"Mandy's ready!" she exclaimed. "She's lying down and getting up. She's pacing. She's waxing, and I think I saw a few drops of milk!" I looked down at Pepper and then at myself. We were both covered in straw.

Vander, Madison and Ellie were all whinnying as Kimberly led Mandy into the freshly-bedded foaling stall. Pepper and I retrieved the air mattress and sheets from the house and some folding chairs from the horse trailer.

Now that she was clean, Pepper looked even more like Kit. Granted, Pepper's white socks and nose are a little shorter. But while we were in the house, she took a few of Kit's plush animals and stuffed them in between the couch cushions like Kit used to do. She also got excited and wiped her face on the loveseat--also like Kit used to do. I know Pepper and Kit are not the same dog, but, as with Kimberly, the dogs' similarities made me feel good, too.

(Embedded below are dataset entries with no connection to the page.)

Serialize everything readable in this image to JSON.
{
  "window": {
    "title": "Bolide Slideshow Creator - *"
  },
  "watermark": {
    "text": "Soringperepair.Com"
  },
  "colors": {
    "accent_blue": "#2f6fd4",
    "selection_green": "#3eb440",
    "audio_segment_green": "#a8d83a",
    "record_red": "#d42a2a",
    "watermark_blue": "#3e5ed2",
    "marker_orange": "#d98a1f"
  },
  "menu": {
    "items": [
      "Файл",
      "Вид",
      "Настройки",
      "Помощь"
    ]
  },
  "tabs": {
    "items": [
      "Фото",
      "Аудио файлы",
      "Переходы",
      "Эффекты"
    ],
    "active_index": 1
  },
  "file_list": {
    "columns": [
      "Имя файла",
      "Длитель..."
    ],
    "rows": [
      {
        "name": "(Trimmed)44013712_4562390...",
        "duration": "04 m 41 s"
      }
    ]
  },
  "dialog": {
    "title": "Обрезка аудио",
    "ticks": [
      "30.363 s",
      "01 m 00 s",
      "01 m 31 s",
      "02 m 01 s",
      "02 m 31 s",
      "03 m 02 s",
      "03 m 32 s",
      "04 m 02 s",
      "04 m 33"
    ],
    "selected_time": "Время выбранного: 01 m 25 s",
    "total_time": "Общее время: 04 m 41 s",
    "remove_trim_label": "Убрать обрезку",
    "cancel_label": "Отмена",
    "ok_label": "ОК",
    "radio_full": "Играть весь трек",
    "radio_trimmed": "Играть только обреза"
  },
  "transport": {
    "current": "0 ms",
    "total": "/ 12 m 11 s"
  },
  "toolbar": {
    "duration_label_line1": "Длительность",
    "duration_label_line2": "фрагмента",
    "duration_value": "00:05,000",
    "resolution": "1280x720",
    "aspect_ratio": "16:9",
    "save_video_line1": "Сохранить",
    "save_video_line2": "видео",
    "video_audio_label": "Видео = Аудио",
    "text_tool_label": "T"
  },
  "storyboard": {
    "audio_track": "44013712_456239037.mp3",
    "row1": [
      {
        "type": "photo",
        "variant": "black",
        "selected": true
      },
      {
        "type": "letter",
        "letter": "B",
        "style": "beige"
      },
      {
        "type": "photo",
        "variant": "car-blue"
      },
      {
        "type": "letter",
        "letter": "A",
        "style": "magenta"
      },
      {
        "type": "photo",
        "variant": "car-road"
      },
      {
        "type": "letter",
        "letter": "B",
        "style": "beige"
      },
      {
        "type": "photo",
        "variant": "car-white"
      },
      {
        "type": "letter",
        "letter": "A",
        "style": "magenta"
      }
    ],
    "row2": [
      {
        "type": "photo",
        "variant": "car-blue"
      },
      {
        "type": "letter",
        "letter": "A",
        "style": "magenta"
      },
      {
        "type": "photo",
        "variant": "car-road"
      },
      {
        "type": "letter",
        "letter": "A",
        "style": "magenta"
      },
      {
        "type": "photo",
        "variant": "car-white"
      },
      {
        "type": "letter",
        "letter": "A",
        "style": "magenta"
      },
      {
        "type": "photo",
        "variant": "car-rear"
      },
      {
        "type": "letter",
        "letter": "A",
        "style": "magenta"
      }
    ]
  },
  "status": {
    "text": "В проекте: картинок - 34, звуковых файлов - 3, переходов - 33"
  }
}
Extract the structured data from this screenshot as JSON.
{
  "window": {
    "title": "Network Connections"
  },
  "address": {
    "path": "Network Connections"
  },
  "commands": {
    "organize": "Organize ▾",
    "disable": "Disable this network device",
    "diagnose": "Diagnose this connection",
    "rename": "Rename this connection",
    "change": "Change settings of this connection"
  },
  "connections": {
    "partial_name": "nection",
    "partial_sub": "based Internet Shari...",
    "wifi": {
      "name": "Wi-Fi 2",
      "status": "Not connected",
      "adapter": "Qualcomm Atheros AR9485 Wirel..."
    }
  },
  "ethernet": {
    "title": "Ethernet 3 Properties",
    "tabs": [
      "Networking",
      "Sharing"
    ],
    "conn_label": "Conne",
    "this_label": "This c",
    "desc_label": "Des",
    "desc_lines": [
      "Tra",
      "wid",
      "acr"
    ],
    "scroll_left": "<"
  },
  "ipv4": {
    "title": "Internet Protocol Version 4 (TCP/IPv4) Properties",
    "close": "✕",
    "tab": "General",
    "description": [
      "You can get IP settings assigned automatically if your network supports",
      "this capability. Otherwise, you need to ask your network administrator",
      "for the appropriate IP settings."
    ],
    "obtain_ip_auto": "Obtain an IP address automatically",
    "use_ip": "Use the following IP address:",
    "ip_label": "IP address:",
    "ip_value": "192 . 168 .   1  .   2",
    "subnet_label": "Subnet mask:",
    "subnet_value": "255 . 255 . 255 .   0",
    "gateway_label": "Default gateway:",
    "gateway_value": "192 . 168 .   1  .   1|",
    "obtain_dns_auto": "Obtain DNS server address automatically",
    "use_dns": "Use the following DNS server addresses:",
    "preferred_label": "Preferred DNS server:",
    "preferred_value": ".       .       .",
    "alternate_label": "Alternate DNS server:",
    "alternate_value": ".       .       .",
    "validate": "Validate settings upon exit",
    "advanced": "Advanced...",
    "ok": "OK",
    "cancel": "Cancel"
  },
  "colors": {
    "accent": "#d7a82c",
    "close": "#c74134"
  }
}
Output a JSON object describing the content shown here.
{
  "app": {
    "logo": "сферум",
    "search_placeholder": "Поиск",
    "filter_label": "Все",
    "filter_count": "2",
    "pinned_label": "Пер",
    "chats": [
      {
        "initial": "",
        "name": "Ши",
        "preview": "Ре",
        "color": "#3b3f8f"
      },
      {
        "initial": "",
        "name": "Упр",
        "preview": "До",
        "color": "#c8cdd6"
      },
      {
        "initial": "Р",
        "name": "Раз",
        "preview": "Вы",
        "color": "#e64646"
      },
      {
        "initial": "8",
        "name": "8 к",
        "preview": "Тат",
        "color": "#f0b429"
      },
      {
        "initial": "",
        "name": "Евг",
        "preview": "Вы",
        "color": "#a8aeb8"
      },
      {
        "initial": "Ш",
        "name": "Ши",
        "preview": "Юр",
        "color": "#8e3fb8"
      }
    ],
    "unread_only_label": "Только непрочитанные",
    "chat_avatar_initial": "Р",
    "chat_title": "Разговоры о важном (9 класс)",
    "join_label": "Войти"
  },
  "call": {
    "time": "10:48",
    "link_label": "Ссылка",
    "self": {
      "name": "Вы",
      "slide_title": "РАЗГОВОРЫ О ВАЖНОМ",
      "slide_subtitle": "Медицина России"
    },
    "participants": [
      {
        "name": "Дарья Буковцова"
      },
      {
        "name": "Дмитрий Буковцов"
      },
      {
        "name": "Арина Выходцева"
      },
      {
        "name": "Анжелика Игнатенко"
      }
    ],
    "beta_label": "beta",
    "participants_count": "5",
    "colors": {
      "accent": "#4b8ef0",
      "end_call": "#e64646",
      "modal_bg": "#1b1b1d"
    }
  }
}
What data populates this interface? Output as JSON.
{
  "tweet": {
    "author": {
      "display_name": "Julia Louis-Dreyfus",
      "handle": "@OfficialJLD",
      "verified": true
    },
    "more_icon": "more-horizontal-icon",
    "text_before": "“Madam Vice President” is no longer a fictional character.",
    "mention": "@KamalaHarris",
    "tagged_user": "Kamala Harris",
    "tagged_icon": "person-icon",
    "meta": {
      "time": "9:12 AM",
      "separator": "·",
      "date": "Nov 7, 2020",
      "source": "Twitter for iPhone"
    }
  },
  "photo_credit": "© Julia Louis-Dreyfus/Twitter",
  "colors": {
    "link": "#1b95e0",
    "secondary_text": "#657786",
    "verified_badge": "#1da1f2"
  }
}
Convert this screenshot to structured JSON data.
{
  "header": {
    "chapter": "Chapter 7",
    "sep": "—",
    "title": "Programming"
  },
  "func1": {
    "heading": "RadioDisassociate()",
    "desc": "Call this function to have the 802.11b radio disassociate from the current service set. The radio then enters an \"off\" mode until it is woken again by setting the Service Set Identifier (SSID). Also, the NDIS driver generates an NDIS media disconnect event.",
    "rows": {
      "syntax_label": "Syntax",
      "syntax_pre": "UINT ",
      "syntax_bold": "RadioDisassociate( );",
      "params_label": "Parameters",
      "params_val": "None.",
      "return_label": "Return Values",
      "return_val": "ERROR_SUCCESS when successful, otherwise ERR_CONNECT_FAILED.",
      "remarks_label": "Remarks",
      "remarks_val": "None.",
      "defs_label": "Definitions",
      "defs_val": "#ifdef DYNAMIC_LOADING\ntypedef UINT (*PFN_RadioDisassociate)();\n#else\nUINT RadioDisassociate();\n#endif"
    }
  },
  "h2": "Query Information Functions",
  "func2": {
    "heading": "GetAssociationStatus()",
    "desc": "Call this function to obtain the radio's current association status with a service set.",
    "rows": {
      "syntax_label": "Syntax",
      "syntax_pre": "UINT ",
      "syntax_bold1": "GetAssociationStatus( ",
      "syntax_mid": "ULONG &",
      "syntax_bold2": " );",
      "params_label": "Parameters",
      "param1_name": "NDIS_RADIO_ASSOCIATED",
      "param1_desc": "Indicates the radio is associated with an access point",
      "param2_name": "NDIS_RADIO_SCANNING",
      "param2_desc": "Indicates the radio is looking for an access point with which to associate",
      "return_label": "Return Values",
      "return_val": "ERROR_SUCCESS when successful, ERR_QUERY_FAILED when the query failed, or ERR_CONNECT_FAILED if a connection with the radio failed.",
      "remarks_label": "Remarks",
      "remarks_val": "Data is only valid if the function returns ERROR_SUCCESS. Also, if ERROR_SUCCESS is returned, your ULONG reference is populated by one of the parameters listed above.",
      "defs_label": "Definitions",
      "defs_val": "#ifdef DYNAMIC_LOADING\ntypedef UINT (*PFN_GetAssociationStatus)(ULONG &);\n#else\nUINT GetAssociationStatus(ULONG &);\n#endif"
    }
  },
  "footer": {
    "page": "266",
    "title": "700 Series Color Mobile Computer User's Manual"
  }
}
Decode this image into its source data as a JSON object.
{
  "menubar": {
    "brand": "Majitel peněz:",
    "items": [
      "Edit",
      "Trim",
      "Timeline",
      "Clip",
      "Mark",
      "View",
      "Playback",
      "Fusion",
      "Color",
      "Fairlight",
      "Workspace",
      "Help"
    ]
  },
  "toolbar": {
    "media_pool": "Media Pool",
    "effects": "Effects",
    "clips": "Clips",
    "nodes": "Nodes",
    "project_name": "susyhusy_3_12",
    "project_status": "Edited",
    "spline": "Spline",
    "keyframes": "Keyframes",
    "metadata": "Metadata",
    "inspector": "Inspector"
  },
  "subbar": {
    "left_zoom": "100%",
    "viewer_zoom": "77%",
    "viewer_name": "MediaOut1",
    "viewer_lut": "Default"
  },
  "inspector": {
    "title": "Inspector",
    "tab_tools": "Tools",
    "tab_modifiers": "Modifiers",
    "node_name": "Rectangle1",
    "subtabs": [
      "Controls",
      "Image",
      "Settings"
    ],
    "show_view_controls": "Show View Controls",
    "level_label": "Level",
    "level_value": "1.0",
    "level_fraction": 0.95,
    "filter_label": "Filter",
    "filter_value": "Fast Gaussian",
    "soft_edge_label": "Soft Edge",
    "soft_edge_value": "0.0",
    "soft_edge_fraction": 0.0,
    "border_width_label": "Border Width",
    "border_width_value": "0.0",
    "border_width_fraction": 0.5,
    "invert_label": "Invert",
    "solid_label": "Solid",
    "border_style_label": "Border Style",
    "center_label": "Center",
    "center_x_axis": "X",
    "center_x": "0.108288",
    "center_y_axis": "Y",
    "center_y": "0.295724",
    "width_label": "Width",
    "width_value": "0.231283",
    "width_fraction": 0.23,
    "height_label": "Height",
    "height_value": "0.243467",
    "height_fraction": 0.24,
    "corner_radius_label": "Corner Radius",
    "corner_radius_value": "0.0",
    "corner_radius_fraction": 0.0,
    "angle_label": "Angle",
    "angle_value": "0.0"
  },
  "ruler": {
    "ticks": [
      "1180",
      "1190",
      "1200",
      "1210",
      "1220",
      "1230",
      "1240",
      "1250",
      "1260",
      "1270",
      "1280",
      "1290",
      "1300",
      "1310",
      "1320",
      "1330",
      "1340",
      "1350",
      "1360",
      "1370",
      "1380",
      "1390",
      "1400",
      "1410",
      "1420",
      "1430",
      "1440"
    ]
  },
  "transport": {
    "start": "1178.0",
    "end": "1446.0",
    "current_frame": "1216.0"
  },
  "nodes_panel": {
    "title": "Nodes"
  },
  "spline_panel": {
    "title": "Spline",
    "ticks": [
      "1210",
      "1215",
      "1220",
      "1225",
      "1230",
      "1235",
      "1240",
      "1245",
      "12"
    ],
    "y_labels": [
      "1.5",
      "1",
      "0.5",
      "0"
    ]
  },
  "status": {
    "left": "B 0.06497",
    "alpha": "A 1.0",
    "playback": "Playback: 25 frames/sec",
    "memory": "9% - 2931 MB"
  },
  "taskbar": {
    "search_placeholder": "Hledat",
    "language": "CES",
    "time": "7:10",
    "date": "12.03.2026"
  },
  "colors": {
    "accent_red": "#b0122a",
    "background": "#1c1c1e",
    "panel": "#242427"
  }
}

Back in the barn, I inflated the air mattress while Kimberly made a place for it on the tack room floor. The evening was beautiful. We turned out Vander, Madison and Ellie--all of whom offered Mandy a nicker of encouragement as they were led past the new stall. A cool breeze blew across the pastures and through the barn as the sun set. Hundreds of flickering fireflies were visible across the surrounding fields and into the nearby woods.

Kimberly and I sat in front of the foaling stall in our chairs with Pepper sleeping between us. With all the excitement and work during that week, I was glad that we were forced to simply sit and wait.

"I really like our new stall," Kimberly said casually while petting the dog.

"And we finished it just in time," I added. Mandy nodded emphatically.

Mandy was quietly standing, munching on hay when we went to bed in the tack room. It shares an outside wall with the new foaling stall. We could hear every bite Mandy took, and we were sure we'd hear her moving around when she went into labor.

The air mattress squeaked and bulged as Kimberly, Pepper and I tried to get comfortable. I don't remember falling asleep, but I have a vague recollection of my face being licked just before I drifted off.

To be continued...

Jeremy Law and his wife, Kimberly, live on a small farm in North Carolina.

Read Jeremy's other columns in EquiSearch.com's Humor section.